(Beginning of RECORDS FOR THE EXERCISE)
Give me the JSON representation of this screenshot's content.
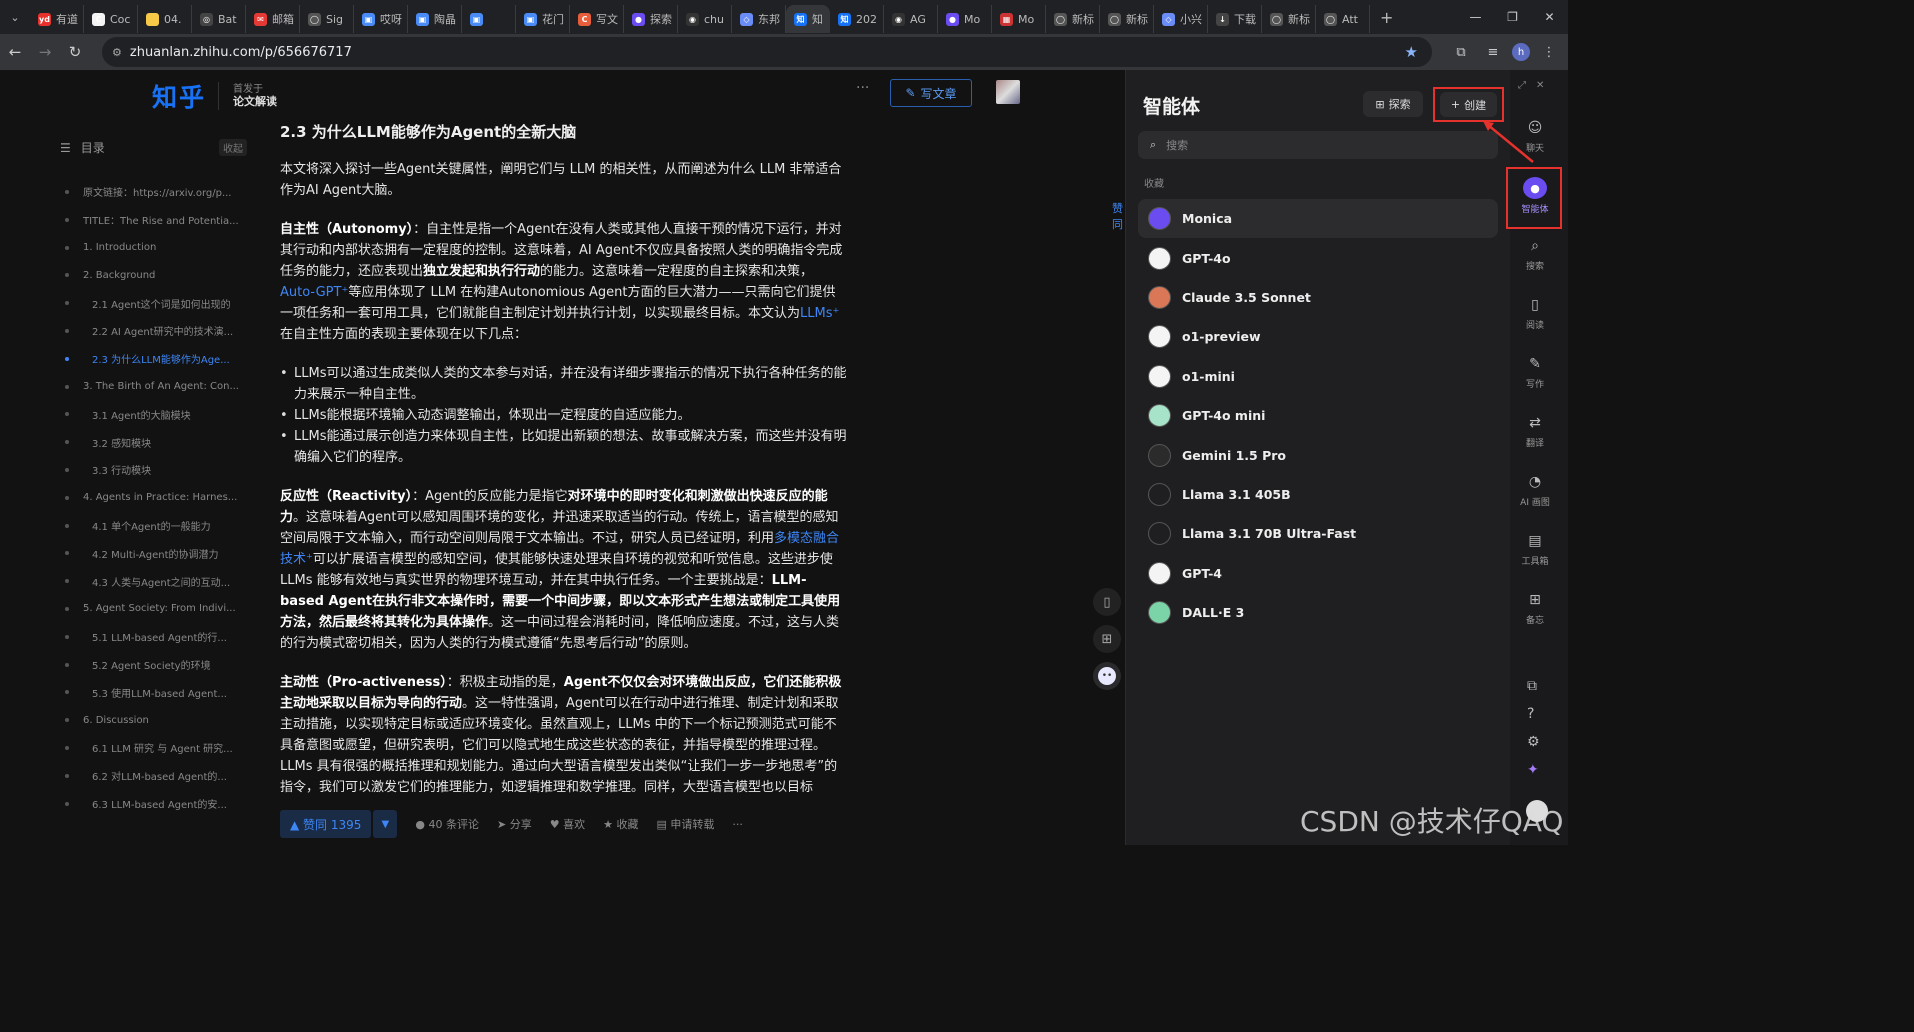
{
  "browser": {
    "tabs": [
      {
        "label": "有道",
        "icon": "yd",
        "color": "#e8302c"
      },
      {
        "label": "Coc",
        "icon": "C",
        "color": "#f4f4f4"
      },
      {
        "label": "04.",
        "icon": "",
        "color": "#f7c948"
      },
      {
        "label": "Bat",
        "icon": "◎",
        "color": "#444"
      },
      {
        "label": "邮箱",
        "icon": "✉",
        "color": "#e53935"
      },
      {
        "label": "Sig",
        "icon": "◯",
        "color": "#555"
      },
      {
        "label": "哎呀",
        "icon": "▣",
        "color": "#4a8cf7"
      },
      {
        "label": "陶晶",
        "icon": "▣",
        "color": "#4a8cf7"
      },
      {
        "label": "",
        "icon": "▣",
        "color": "#4a8cf7"
      },
      {
        "label": "花门",
        "icon": "▣",
        "color": "#4a8cf7"
      },
      {
        "label": "写文",
        "icon": "C",
        "color": "#e85d3a"
      },
      {
        "label": "探索",
        "icon": "●",
        "color": "#6a4cf0"
      },
      {
        "label": "chu",
        "icon": "◉",
        "color": "#333"
      },
      {
        "label": "东邦",
        "icon": "◇",
        "color": "#6a8cf7"
      },
      {
        "label": "知",
        "icon": "知",
        "color": "#1772f6"
      },
      {
        "label": "202",
        "icon": "知",
        "color": "#1772f6"
      },
      {
        "label": "AG",
        "icon": "◉",
        "color": "#333"
      },
      {
        "label": "Mo",
        "icon": "●",
        "color": "#6a4cf0"
      },
      {
        "label": "Mo",
        "icon": "▦",
        "color": "#c33"
      },
      {
        "label": "新标",
        "icon": "◯",
        "color": "#555"
      },
      {
        "label": "新标",
        "icon": "◯",
        "color": "#555"
      },
      {
        "label": "小兴",
        "icon": "◇",
        "color": "#6a8cf7"
      },
      {
        "label": "下载",
        "icon": "↓",
        "color": "#444"
      },
      {
        "label": "新标",
        "icon": "◯",
        "color": "#555"
      },
      {
        "label": "Att",
        "icon": "◯",
        "color": "#555"
      }
    ],
    "active_tab_index": 14,
    "url": "zhuanlan.zhihu.com/p/656676717",
    "profile_letter": "h"
  },
  "zhihu": {
    "logo": "知乎",
    "published_in_label": "首发于",
    "column_name": "论文解读",
    "write_button": "写文章",
    "toc_title": "目录",
    "toc_collapse": "收起",
    "toc": [
      {
        "text": "原文链接：https://arxiv.org/p...",
        "sub": false,
        "active": false
      },
      {
        "text": "TITLE：The Rise and Potentia...",
        "sub": false,
        "active": false
      },
      {
        "text": "1. Introduction",
        "sub": false,
        "active": false
      },
      {
        "text": "2. Background",
        "sub": false,
        "active": false
      },
      {
        "text": "2.1 Agent这个词是如何出现的",
        "sub": true,
        "active": false
      },
      {
        "text": "2.2 AI Agent研究中的技术演...",
        "sub": true,
        "active": false
      },
      {
        "text": "2.3 为什么LLM能够作为Age...",
        "sub": true,
        "active": true
      },
      {
        "text": "3. The Birth of An Agent: Con...",
        "sub": false,
        "active": false
      },
      {
        "text": "3.1 Agent的大脑模块",
        "sub": true,
        "active": false
      },
      {
        "text": "3.2 感知模块",
        "sub": true,
        "active": false
      },
      {
        "text": "3.3 行动模块",
        "sub": true,
        "active": false
      },
      {
        "text": "4. Agents in Practice: Harnes...",
        "sub": false,
        "active": false
      },
      {
        "text": "4.1 单个Agent的一般能力",
        "sub": true,
        "active": false
      },
      {
        "text": "4.2 Multi-Agent的协调潜力",
        "sub": true,
        "active": false
      },
      {
        "text": "4.3 人类与Agent之间的互动...",
        "sub": true,
        "active": false
      },
      {
        "text": "5. Agent Society: From Indivi...",
        "sub": false,
        "active": false
      },
      {
        "text": "5.1 LLM-based Agent的行...",
        "sub": true,
        "active": false
      },
      {
        "text": "5.2 Agent Society的环境",
        "sub": true,
        "active": false
      },
      {
        "text": "5.3 使用LLM-based Agent...",
        "sub": true,
        "active": false
      },
      {
        "text": "6. Discussion",
        "sub": false,
        "active": false
      },
      {
        "text": "6.1 LLM 研究 与 Agent 研究...",
        "sub": true,
        "active": false
      },
      {
        "text": "6.2 对LLM-based Agent的...",
        "sub": true,
        "active": false
      },
      {
        "text": "6.3 LLM-based Agent的安...",
        "sub": true,
        "active": false
      }
    ],
    "article": {
      "heading": "2.3 为什么LLM能够作为Agent的全新大脑",
      "intro": "本文将深入探讨一些Agent关键属性，阐明它们与 LLM 的相关性，从而阐述为什么 LLM 非常适合作为AI Agent大脑。",
      "autonomy_term": "自主性（Autonomy）",
      "autonomy_a": "：自主性是指一个Agent在没有人类或其他人直接干预的情况下运行，并对其行动和内部状态拥有一定程度的控制。这意味着，AI Agent不仅应具备按照人类的明确指令完成任务的能力，还应表现出",
      "autonomy_bold": "独立发起和执行行动",
      "autonomy_b": "的能力。这意味着一定程度的自主探索和决策，",
      "autonomy_link1": "Auto-GPT⁺",
      "autonomy_c": "等应用体现了 LLM 在构建Autonomious Agent方面的巨大潜力——只需向它们提供一项任务和一套可用工具，它们就能自主制定计划并执行计划，以实现最终目标。本文认为",
      "autonomy_link2": "LLMs⁺",
      "autonomy_d": "在自主性方面的表现主要体现在以下几点：",
      "bullets": [
        "LLMs可以通过生成类似人类的文本参与对话，并在没有详细步骤指示的情况下执行各种任务的能力来展示一种自主性。",
        "LLMs能根据环境输入动态调整输出，体现出一定程度的自适应能力。",
        "LLMs能通过展示创造力来体现自主性，比如提出新颖的想法、故事或解决方案，而这些并没有明确编入它们的程序。"
      ],
      "reactivity_term": "反应性（Reactivity）",
      "reactivity_a": "：Agent的反应能力是指它",
      "reactivity_bold1": "对环境中的即时变化和刺激做出快速反应的能力",
      "reactivity_b": "。这意味着Agent可以感知周围环境的变化，并迅速采取适当的行动。传统上，语言模型的感知空间局限于文本输入，而行动空间则局限于文本输出。不过，研究人员已经证明，利用",
      "reactivity_link": "多模态融合技术⁺",
      "reactivity_c": "可以扩展语言模型的感知空间，使其能够快速处理来自环境的视觉和听觉信息。这些进步使 LLMs 能够有效地与真实世界的物理环境互动，并在其中执行任务。一个主要挑战是：",
      "reactivity_bold2": "LLM-based Agent在执行非文本操作时，需要一个中间步骤，即以文本形式产生想法或制定工具使用方法，然后最终将其转化为具体操作",
      "reactivity_d": "。这一中间过程会消耗时间，降低响应速度。不过，这与人类的行为模式密切相关，因为人类的行为模式遵循“先思考后行动”的原则。",
      "pro_term": "主动性（Pro-activeness）",
      "pro_a": "：积极主动指的是，",
      "pro_bold": "Agent不仅仅会对环境做出反应，它们还能积极主动地采取以目标为导向的行动",
      "pro_b": "。这一特性强调，Agent可以在行动中进行推理、制定计划和采取主动措施，以实现特定目标或适应环境变化。虽然直观上，LLMs 中的下一个标记预测范式可能不具备意图或愿望，但研究表明，它们可以隐式地生成这些状态的表征，并指导模型的推理过程。LLMs 具有很强的概括推理和规划能力。通过向大型语言模型发出类似“让我们一步一步地思考”的指令，我们可以激发它们的推理能力，如逻辑推理和数学推理。同样，大型语言模型也以目标"
    },
    "actions": {
      "vote": "▲ 赞同 1395",
      "vote_down": "▼",
      "comments": "40 条评论",
      "share": "分享",
      "like": "喜欢",
      "collect": "收藏",
      "repost": "申请转载",
      "more": "···"
    },
    "side_label": "赞同"
  },
  "monica": {
    "title": "智能体",
    "explore": "探索",
    "create": "创建",
    "search_placeholder": "搜索",
    "favorites_label": "收藏",
    "bots": [
      {
        "name": "Monica",
        "color": "#6a4cf0",
        "selected": true
      },
      {
        "name": "GPT-4o",
        "color": "#f4f4f4",
        "selected": false
      },
      {
        "name": "Claude 3.5 Sonnet",
        "color": "#d97757",
        "selected": false
      },
      {
        "name": "o1-preview",
        "color": "#f4f4f4",
        "selected": false
      },
      {
        "name": "o1-mini",
        "color": "#f4f4f4",
        "selected": false
      },
      {
        "name": "GPT-4o mini",
        "color": "#a7e3c8",
        "selected": false
      },
      {
        "name": "Gemini 1.5 Pro",
        "color": "#2b2b2b",
        "selected": false
      },
      {
        "name": "Llama 3.1 405B",
        "color": "#1f1f21",
        "selected": false
      },
      {
        "name": "Llama 3.1 70B Ultra-Fast",
        "color": "#1f1f21",
        "selected": false
      },
      {
        "name": "GPT-4",
        "color": "#f4f4f4",
        "selected": false
      },
      {
        "name": "DALL·E 3",
        "color": "#7bd4a8",
        "selected": false
      }
    ],
    "rail": [
      {
        "label": "聊天",
        "icon": "☺"
      },
      {
        "label": "智能体",
        "icon": "●"
      },
      {
        "label": "搜索",
        "icon": "⌕"
      },
      {
        "label": "阅读",
        "icon": "▯"
      },
      {
        "label": "写作",
        "icon": "✎"
      },
      {
        "label": "翻译",
        "icon": "⇄"
      },
      {
        "label": "AI 画图",
        "icon": "◔"
      },
      {
        "label": "工具箱",
        "icon": "▤"
      },
      {
        "label": "备忘",
        "icon": "⊞"
      }
    ]
  },
  "watermark": "CSDN @技术仔QAQ"
}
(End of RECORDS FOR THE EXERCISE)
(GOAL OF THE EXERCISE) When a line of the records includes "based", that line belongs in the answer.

(ANSWER TO THIS EXERCISE)
        "text": "5.1 LLM-based Agent的行...",
        "text": "5.3 使用LLM-based Agent...",
        "text": "6.2 对LLM-based Agent的...",
        "text": "6.3 LLM-based Agent的安...",
      "reactivity_bold2": "LLM-based Agent在执行非文本操作时，需要一个中间步骤，即以文本形式产生想法或制定工具使用方法，然后最终将其转化为具体操作",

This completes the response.